== What the exercise asks ==
The lines needed are those below that contain the word "value"; copy each one.

App and web page records:
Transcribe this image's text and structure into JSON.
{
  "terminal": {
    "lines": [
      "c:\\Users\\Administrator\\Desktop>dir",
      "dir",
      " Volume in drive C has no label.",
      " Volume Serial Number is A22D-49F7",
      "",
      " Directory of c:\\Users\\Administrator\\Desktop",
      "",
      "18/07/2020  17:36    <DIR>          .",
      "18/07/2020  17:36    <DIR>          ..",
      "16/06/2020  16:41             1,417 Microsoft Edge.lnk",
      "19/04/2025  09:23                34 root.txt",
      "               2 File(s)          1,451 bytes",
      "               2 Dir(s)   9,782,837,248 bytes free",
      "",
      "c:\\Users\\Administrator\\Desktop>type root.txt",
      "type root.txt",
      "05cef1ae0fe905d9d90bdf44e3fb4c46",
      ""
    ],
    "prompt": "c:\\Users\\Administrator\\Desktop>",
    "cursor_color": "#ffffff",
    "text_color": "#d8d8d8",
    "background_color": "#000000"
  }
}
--
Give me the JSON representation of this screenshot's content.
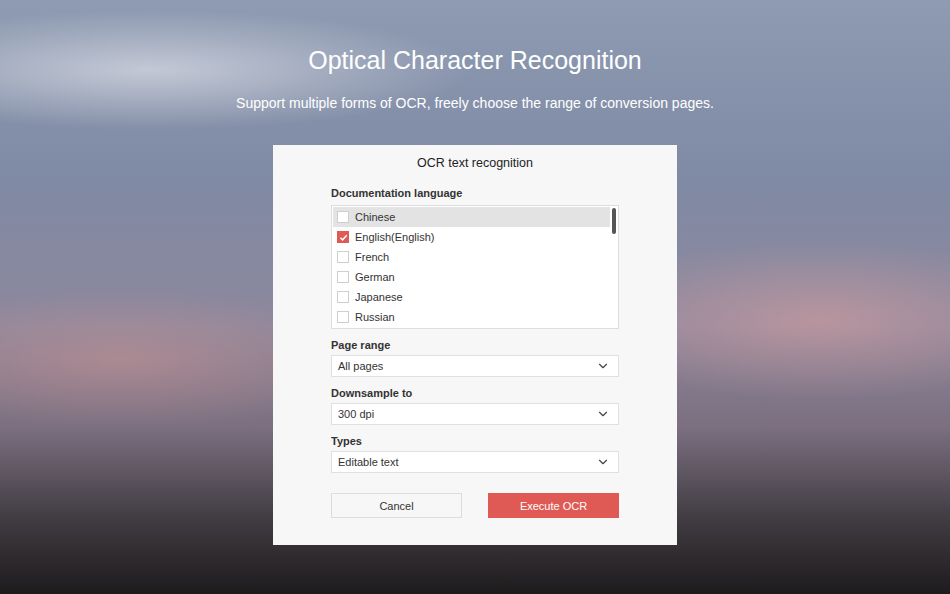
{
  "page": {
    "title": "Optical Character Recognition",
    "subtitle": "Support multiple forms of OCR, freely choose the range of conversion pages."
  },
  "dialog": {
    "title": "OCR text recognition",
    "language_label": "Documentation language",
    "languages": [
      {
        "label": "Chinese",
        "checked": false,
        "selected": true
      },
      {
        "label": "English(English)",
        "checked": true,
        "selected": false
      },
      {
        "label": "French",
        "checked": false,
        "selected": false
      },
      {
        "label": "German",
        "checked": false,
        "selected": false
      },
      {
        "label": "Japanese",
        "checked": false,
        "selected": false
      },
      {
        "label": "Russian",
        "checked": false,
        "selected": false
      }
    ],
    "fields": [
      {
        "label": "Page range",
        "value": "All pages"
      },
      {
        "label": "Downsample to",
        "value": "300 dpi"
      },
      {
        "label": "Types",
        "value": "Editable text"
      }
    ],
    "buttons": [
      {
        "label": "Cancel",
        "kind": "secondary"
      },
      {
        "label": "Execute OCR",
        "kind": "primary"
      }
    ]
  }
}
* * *
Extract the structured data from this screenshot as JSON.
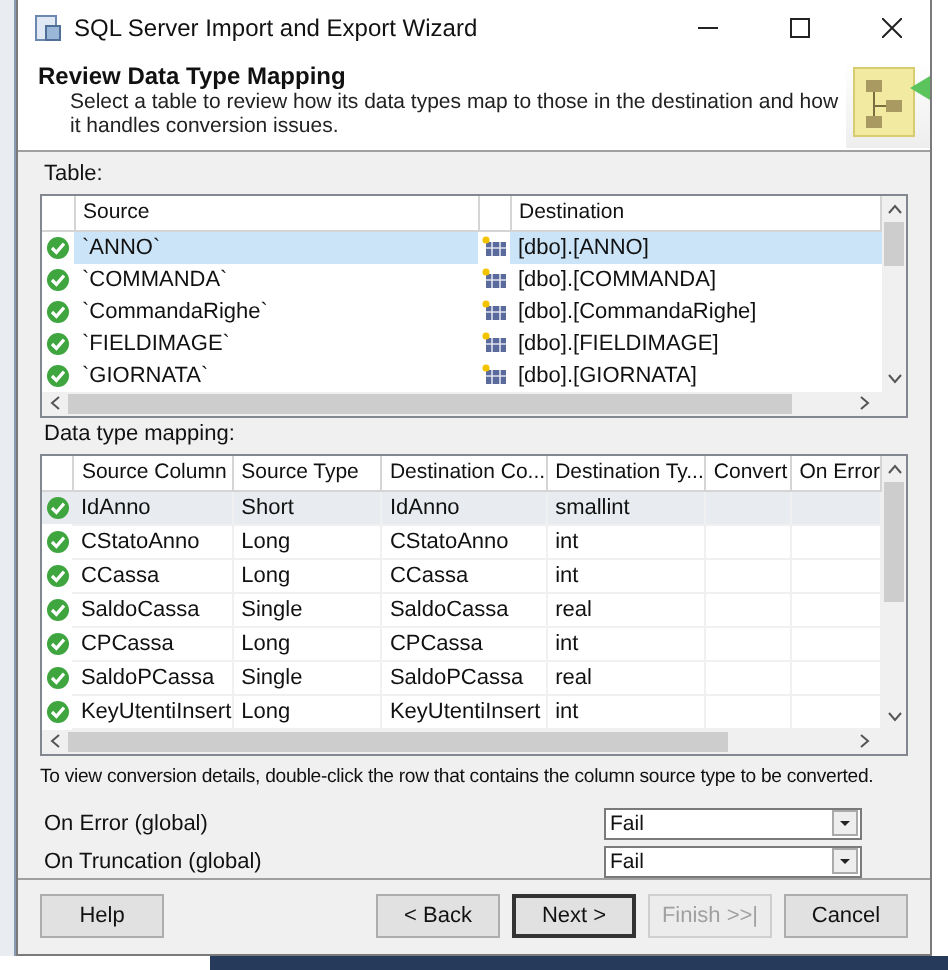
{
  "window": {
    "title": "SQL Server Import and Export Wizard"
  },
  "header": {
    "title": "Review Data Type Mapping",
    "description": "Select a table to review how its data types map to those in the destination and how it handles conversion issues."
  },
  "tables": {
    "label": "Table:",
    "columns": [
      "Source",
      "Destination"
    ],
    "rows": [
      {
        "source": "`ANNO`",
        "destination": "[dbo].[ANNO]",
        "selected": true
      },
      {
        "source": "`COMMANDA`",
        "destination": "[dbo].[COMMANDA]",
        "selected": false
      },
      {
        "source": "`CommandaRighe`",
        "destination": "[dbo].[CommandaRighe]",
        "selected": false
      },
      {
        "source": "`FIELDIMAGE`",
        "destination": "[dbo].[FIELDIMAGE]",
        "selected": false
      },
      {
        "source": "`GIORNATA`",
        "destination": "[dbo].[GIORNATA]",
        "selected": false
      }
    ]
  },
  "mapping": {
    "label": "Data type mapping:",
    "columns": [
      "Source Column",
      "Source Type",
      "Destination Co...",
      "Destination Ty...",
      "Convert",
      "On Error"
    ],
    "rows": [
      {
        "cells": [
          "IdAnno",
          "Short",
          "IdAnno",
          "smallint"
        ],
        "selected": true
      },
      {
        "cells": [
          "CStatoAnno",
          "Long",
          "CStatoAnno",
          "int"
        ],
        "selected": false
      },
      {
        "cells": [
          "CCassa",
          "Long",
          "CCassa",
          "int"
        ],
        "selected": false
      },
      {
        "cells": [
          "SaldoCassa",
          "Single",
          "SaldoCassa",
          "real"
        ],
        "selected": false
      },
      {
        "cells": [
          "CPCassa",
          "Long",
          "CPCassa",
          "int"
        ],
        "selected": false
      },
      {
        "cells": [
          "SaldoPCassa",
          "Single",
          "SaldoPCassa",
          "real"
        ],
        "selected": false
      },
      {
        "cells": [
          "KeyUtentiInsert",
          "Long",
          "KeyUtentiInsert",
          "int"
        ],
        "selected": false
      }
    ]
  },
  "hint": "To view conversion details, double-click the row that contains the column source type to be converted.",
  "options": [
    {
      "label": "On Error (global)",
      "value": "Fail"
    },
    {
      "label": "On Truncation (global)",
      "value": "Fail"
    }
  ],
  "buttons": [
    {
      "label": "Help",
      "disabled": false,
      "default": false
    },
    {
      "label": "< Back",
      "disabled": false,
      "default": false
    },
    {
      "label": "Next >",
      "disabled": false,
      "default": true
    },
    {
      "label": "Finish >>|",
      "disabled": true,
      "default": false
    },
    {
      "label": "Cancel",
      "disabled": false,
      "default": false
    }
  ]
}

== Solution to this task ==
        "value": "All pages"
        "value": "300 dpi"
        "value": "Editable text"
      "value": "Fail"
      "value": "Fail"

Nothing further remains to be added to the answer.